> What this task involves:
Looking at the records below, say how many lines contain "JSON". Nothing else belongs in the answer.

Dataset rows for apps and sites:
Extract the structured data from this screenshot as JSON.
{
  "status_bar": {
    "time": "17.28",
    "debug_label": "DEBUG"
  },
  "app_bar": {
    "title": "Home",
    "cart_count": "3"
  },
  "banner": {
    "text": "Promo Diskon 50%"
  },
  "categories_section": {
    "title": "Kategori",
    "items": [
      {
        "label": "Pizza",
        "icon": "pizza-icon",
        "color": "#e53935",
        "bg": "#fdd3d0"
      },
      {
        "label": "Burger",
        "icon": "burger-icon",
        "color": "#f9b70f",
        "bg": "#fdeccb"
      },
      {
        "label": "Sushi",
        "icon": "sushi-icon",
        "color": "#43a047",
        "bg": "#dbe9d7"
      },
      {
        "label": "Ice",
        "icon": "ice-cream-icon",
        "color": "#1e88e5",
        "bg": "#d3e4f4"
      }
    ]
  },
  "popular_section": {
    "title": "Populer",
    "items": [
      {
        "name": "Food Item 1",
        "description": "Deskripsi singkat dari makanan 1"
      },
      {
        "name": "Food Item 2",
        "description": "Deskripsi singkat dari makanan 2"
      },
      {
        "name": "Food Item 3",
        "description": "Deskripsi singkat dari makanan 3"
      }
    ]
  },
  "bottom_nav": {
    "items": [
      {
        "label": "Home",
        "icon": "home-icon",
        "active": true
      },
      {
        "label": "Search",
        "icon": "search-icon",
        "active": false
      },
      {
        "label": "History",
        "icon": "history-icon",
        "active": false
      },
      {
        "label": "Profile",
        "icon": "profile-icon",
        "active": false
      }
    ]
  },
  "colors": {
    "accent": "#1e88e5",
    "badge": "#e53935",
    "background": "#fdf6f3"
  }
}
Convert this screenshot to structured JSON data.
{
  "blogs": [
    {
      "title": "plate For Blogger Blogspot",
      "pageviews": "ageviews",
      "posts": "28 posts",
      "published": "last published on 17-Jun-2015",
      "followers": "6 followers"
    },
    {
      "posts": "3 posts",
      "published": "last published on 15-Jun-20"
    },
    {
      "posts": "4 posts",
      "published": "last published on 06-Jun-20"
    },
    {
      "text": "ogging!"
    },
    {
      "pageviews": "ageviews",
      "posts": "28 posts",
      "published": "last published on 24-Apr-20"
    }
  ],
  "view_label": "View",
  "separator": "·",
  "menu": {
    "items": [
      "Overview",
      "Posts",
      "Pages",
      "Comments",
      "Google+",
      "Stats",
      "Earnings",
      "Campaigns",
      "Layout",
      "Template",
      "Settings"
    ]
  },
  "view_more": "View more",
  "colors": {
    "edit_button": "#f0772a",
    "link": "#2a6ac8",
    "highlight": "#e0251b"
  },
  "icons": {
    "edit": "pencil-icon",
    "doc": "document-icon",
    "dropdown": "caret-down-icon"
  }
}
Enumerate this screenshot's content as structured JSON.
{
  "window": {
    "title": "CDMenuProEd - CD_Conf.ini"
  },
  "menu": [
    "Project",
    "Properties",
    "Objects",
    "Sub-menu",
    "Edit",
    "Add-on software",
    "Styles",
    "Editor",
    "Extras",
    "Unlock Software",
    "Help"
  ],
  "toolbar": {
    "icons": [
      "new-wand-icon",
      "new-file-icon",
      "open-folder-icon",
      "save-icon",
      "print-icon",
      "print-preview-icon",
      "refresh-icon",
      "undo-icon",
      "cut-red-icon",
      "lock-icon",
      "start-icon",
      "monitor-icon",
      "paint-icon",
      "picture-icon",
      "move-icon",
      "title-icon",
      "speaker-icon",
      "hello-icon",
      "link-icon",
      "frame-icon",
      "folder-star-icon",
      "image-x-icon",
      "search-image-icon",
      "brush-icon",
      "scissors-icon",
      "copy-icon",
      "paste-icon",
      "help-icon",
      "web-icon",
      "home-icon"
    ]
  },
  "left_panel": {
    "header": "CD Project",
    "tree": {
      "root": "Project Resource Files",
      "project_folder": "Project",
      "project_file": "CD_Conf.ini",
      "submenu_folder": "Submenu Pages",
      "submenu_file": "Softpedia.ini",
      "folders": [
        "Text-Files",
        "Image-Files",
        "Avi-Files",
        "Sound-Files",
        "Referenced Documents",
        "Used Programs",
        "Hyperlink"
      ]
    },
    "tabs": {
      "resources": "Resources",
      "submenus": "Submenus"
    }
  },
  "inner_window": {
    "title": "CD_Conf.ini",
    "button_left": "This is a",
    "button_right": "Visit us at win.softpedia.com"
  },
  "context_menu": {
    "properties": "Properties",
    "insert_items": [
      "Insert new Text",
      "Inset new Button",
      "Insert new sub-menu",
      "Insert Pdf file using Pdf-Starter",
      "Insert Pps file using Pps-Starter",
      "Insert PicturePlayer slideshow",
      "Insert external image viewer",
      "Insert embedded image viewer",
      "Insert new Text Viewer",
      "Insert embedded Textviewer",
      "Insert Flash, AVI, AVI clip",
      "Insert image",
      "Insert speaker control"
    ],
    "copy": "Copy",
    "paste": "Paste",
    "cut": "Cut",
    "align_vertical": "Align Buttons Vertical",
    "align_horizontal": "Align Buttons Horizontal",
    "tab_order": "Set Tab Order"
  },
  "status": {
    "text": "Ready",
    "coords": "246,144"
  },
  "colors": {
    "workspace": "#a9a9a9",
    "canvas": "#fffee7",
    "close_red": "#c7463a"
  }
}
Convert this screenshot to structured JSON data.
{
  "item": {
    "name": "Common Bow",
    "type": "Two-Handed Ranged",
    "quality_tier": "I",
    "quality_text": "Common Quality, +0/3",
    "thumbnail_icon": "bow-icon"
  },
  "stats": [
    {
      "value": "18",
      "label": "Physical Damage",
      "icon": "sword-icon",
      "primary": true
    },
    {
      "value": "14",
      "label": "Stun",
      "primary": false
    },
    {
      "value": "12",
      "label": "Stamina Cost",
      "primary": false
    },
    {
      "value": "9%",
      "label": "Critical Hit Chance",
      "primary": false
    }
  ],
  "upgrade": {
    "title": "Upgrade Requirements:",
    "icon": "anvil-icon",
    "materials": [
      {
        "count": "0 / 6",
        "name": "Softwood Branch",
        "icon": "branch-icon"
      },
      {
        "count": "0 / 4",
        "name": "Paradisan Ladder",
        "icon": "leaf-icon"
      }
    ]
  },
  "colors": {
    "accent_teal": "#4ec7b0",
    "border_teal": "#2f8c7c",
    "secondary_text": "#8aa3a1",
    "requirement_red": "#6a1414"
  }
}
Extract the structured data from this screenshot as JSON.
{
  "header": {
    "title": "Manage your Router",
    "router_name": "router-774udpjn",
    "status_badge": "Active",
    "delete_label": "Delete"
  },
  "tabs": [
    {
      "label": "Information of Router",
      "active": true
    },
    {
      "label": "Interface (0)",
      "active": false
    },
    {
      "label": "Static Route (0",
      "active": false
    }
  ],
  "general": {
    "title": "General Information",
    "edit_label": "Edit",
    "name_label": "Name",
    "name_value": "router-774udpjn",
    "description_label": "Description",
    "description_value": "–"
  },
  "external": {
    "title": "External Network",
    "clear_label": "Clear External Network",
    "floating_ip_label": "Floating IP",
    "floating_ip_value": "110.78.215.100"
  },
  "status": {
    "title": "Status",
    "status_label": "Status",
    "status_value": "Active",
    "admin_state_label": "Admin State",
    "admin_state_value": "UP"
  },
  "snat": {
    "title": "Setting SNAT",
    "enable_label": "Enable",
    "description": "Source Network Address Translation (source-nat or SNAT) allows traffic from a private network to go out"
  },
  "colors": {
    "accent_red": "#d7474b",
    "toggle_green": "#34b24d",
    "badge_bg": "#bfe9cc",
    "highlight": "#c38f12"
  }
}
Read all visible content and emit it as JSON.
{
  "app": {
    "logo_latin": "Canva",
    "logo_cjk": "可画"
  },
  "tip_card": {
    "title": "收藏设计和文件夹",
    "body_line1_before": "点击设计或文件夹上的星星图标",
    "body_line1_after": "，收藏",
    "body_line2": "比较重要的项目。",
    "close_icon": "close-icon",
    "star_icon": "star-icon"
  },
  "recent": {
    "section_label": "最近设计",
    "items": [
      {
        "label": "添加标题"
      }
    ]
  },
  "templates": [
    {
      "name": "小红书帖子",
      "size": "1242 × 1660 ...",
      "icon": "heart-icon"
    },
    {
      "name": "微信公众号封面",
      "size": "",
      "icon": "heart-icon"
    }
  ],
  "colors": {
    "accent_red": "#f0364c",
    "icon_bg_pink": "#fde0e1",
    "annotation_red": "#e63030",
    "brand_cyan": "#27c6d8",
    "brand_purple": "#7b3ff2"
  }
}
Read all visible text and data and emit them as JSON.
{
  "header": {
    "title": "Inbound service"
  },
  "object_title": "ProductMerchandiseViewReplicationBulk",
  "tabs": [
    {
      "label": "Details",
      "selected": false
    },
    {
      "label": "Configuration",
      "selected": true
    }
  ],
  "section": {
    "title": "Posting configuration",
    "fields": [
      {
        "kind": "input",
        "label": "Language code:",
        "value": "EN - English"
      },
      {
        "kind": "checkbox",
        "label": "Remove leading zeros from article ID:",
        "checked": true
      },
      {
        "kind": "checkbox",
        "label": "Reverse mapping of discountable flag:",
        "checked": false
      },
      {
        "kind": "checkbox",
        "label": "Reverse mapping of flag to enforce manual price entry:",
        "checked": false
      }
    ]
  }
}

> Solution below:
7